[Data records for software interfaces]

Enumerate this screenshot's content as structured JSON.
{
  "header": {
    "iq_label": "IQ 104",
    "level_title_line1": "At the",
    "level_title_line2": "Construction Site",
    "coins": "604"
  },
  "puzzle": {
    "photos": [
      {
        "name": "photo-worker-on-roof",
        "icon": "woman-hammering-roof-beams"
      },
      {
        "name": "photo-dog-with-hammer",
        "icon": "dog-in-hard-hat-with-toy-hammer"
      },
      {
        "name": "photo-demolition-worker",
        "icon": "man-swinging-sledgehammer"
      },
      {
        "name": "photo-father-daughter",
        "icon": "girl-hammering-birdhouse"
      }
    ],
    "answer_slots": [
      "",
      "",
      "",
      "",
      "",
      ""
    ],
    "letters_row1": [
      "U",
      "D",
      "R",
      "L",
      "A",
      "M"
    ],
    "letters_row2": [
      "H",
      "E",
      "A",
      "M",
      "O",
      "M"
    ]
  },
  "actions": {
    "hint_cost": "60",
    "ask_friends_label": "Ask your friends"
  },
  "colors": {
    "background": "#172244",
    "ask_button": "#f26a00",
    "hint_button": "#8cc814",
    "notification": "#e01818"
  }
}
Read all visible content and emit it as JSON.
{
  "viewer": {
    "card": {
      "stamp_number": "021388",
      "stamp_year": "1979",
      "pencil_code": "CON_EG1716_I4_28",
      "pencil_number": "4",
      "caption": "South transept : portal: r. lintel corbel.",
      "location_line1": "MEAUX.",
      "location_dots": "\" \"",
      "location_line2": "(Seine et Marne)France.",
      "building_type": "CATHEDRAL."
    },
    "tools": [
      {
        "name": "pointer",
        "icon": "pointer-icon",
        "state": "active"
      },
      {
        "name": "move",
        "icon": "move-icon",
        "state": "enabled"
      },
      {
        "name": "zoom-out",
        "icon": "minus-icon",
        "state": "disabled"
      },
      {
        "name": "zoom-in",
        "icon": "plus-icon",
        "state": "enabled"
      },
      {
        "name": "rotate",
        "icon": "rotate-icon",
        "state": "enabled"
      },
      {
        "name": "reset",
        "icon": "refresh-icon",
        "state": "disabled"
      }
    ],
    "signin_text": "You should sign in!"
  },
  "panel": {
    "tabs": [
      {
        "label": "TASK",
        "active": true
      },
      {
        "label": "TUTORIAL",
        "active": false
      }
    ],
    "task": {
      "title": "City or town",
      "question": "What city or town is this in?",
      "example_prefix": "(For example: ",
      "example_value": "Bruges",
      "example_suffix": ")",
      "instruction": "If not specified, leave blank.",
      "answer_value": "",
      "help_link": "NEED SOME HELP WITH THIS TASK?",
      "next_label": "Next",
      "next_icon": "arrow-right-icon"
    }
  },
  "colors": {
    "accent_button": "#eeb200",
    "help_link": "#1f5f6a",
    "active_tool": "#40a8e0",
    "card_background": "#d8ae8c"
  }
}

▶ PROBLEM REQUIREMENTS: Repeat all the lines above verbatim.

▶ RESPONSE TO THIS TASK:
Enumerate this screenshot's content as structured JSON.
{
  "header": {
    "iq_label": "IQ 104",
    "level_title_line1": "At the",
    "level_title_line2": "Construction Site",
    "coins": "604"
  },
  "puzzle": {
    "photos": [
      {
        "name": "photo-worker-on-roof",
        "icon": "woman-hammering-roof-beams"
      },
      {
        "name": "photo-dog-with-hammer",
        "icon": "dog-in-hard-hat-with-toy-hammer"
      },
      {
        "name": "photo-demolition-worker",
        "icon": "man-swinging-sledgehammer"
      },
      {
        "name": "photo-father-daughter",
        "icon": "girl-hammering-birdhouse"
      }
    ],
    "answer_slots": [
      "",
      "",
      "",
      "",
      "",
      ""
    ],
    "letters_row1": [
      "U",
      "D",
      "R",
      "L",
      "A",
      "M"
    ],
    "letters_row2": [
      "H",
      "E",
      "A",
      "M",
      "O",
      "M"
    ]
  },
  "actions": {
    "hint_cost": "60",
    "ask_friends_label": "Ask your friends"
  },
  "colors": {
    "background": "#172244",
    "ask_button": "#f26a00",
    "hint_button": "#8cc814",
    "notification": "#e01818"
  }
}
Read all visible content and emit it as JSON.
{
  "viewer": {
    "card": {
      "stamp_number": "021388",
      "stamp_year": "1979",
      "pencil_code": "CON_EG1716_I4_28",
      "pencil_number": "4",
      "caption": "South transept : portal: r. lintel corbel.",
      "location_line1": "MEAUX.",
      "location_dots": "\" \"",
      "location_line2": "(Seine et Marne)France.",
      "building_type": "CATHEDRAL."
    },
    "tools": [
      {
        "name": "pointer",
        "icon": "pointer-icon",
        "state": "active"
      },
      {
        "name": "move",
        "icon": "move-icon",
        "state": "enabled"
      },
      {
        "name": "zoom-out",
        "icon": "minus-icon",
        "state": "disabled"
      },
      {
        "name": "zoom-in",
        "icon": "plus-icon",
        "state": "enabled"
      },
      {
        "name": "rotate",
        "icon": "rotate-icon",
        "state": "enabled"
      },
      {
        "name": "reset",
        "icon": "refresh-icon",
        "state": "disabled"
      }
    ],
    "signin_text": "You should sign in!"
  },
  "panel": {
    "tabs": [
      {
        "label": "TASK",
        "active": true
      },
      {
        "label": "TUTORIAL",
        "active": false
      }
    ],
    "task": {
      "title": "City or town",
      "question": "What city or town is this in?",
      "example_prefix": "(For example: ",
      "example_value": "Bruges",
      "example_suffix": ")",
      "instruction": "If not specified, leave blank.",
      "answer_value": "",
      "help_link": "NEED SOME HELP WITH THIS TASK?",
      "next_label": "Next",
      "next_icon": "arrow-right-icon"
    }
  },
  "colors": {
    "accent_button": "#eeb200",
    "help_link": "#1f5f6a",
    "active_tool": "#40a8e0",
    "card_background": "#d8ae8c"
  }
}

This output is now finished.